With the advent of Facebook, and popular message groups like Alex Brown's, thousands of faceless people can sit behind their computers and shout from their keypads "FIRE", doing tremendous damage to a tenuous relationship. Quickly and often, when the auction lot owner receives trouble-- threatening phone calls, emails and other personal attacks, the ability to go on the lot is over. What does that mean? The very horses that these people think they are protecting in the future, are in fact often times sending them straight to their demise.
I read many times yesterday rantings about where are the 'Zero Tolerance' policies on horse slaughter and the race track management?. Unfortunately, its a misnomer to think that every single race track in America, has a zero tolerance plan. It would be nice, but it is factually not the case.
For instance MEC/MAGNA prior to its bankruptcy in 2009, stated that they would enforce strict guidelines to ensure that a trainer/owner found to have DIRECTLY sent a race horse from the track to slaughter could lose their stalls and licenses. The immediate problem with loose language like that, is that there can be and is often a three or even a six degree of separation when a horse is found on a lot from the race track. In the state of Washington, where this particular race horse was found, I could not find an umbrella policy in place. Links to rescues in the state of Washington where not on the Washington State Horse Racing Commission website (except for the TRF).
I understand from again, research, that there is one thoroughbred retirement facility that works with Emerald Downs, but that facility is underfunded and is not accepting horses at this time from the track. The Emerald Downs website does have an Industry Links tab, showing several thoroughbred retirement groups; inside and outside of the state. Portland Meadows a Magna owned track, and where the horse last ran on closing day---does not display on their website a policy. It does not provide links to retirement facilities as well. The NTRA has not accredited either Emerald Downs or Portland Meadows to date.
My point being that there are many things that racetrack management, horsemens groups and the Washington State Racing Commission (in this particular case)can do to protect horses. That's a given. If an owner states they no longer want a horse (and it happens for many, many reasons), the owner and trainer ARE responsible for it's safe transition. But racetracks KNOW that there are people on the back side all to willing to take a horse (for good reasons and bad), and with all the retirement, rescue groups that walk the backside, horses still slip through the cracks or onto the backs of trucks. In my opinion, there should be a 'safe haven' program at every single racetrack, funded by purse monies, totes or a program like CARMA (California Retirement Management Account)in tandem with an approved state specific rescue/retirement for the horses to go to. The rescue/retirement would then be responsible for the well being of the horse and its adoption or transition. Then if you find a horse goes to slaughter, despite the ease of all on the backside to place the horse into safety, you have some real "teeth" to go after the owners/trainers that just don't give a damn.

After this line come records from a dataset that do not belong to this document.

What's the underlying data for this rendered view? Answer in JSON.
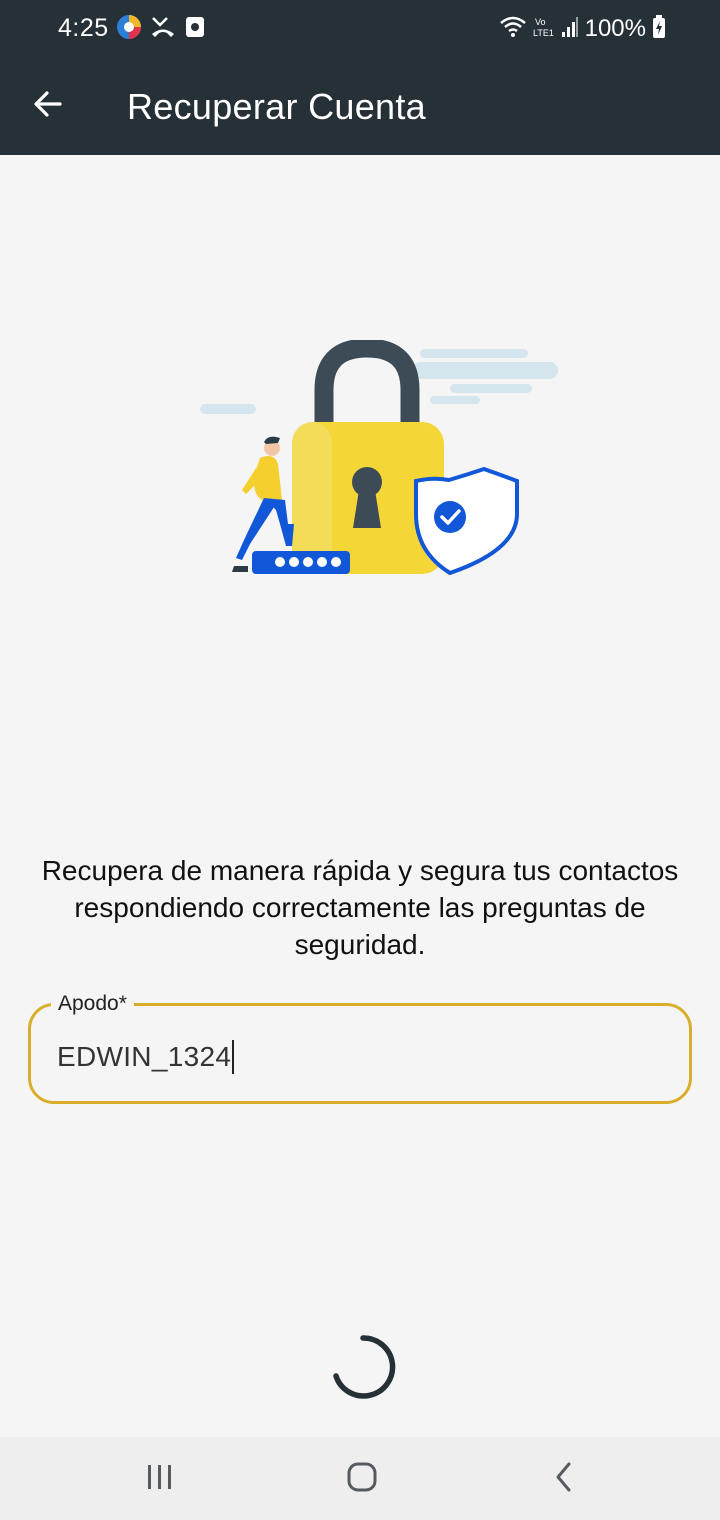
{
  "status_bar": {
    "time": "4:25",
    "battery": "100%",
    "left_icons": [
      "app-icon",
      "missed-call-icon",
      "screenshot-icon"
    ],
    "right_icons": [
      "wifi-icon",
      "volte-icon",
      "signal-icon",
      "battery-charging-icon"
    ]
  },
  "app_bar": {
    "title": "Recuperar Cuenta",
    "back_icon": "arrow-back-icon",
    "background": "#263037"
  },
  "illustration": {
    "icons": [
      "padlock-icon",
      "shield-check-icon",
      "person-icon",
      "password-field-icon",
      "cloud-icon"
    ]
  },
  "description": "Recupera de manera rápida y segura tus contactos respondiendo correctamente las preguntas de seguridad.",
  "form": {
    "nickname": {
      "label": "Apodo*",
      "value": "EDWIN_1324",
      "border_color": "#d8ae2a"
    }
  },
  "loading": {
    "icon": "spinner-icon"
  },
  "nav_bar": {
    "buttons": [
      "recent-apps",
      "home",
      "back"
    ]
  }
}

I agree only with the snarky author, that there is culpability to the race horses by owners, trainers, breeders and race track management. I could list many programs that are working, and that aren't. I could list policies that I know are not being adhered too, and I know much but I don't open my mouth, why? Because I want to be an advocate for the horse. Does that make me culpable too, perhaps.
What I do know is that there is more than one party to point the finger too in the "business" of horse rescue/retirement, however screaming and outting one person without facts and following proper protocol, to me is an injustice to the horse and is irresponsible. So if you aren't in the "business" of rescue, placement, or retirement, of race horses do the rest of us a favor....Be Quiet.
- ▼ May (5)